TASK INPUTS START
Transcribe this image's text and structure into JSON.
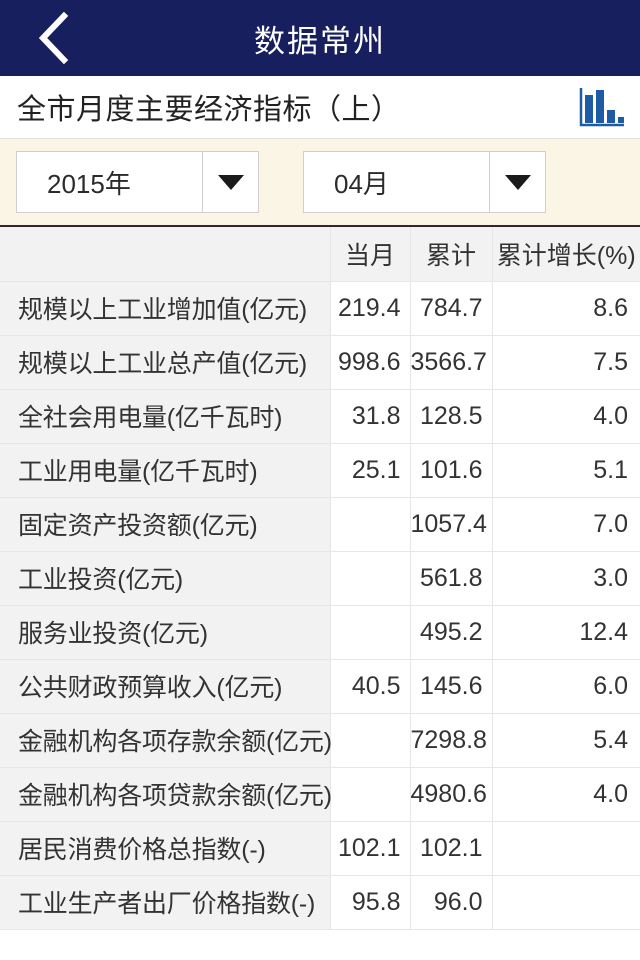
{
  "navbar": {
    "back_icon": "chevron-left-icon",
    "title": "数据常州"
  },
  "page": {
    "title": "全市月度主要经济指标（上）",
    "chart_icon": "bar-chart-icon",
    "accent_navy": "#171f5e",
    "accent_blue": "#1d5ba5",
    "toolbar_bg": "#faf5e4"
  },
  "filters": {
    "year": {
      "value": "2015年",
      "arrow_icon": "caret-down-icon"
    },
    "month": {
      "value": "04月",
      "arrow_icon": "caret-down-icon"
    }
  },
  "table": {
    "columns": [
      "",
      "当月",
      "累计",
      "累计增长(%)"
    ],
    "rows": [
      {
        "label": "规模以上工业增加值(亿元)",
        "month": "219.4",
        "cumulative": "784.7",
        "growth": "8.6"
      },
      {
        "label": "规模以上工业总产值(亿元)",
        "month": "998.6",
        "cumulative": "3566.7",
        "growth": "7.5"
      },
      {
        "label": "全社会用电量(亿千瓦时)",
        "month": "31.8",
        "cumulative": "128.5",
        "growth": "4.0"
      },
      {
        "label": "工业用电量(亿千瓦时)",
        "month": "25.1",
        "cumulative": "101.6",
        "growth": "5.1"
      },
      {
        "label": "固定资产投资额(亿元)",
        "month": "",
        "cumulative": "1057.4",
        "growth": "7.0"
      },
      {
        "label": "工业投资(亿元)",
        "month": "",
        "cumulative": "561.8",
        "growth": "3.0"
      },
      {
        "label": "服务业投资(亿元)",
        "month": "",
        "cumulative": "495.2",
        "growth": "12.4"
      },
      {
        "label": "公共财政预算收入(亿元)",
        "month": "40.5",
        "cumulative": "145.6",
        "growth": "6.0"
      },
      {
        "label": "金融机构各项存款余额(亿元)",
        "month": "",
        "cumulative": "7298.8",
        "growth": "5.4"
      },
      {
        "label": "金融机构各项贷款余额(亿元)",
        "month": "",
        "cumulative": "4980.6",
        "growth": "4.0"
      },
      {
        "label": "居民消费价格总指数(-)",
        "month": "102.1",
        "cumulative": "102.1",
        "growth": ""
      },
      {
        "label": "工业生产者出厂价格指数(-)",
        "month": "95.8",
        "cumulative": "96.0",
        "growth": ""
      }
    ]
  }
}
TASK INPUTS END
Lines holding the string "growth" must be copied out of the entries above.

        "growth": "8.6"
        "growth": "7.5"
        "growth": "4.0"
        "growth": "5.1"
        "growth": "7.0"
        "growth": "3.0"
        "growth": "12.4"
        "growth": "6.0"
        "growth": "5.4"
        "growth": "4.0"
        "growth": ""
        "growth": ""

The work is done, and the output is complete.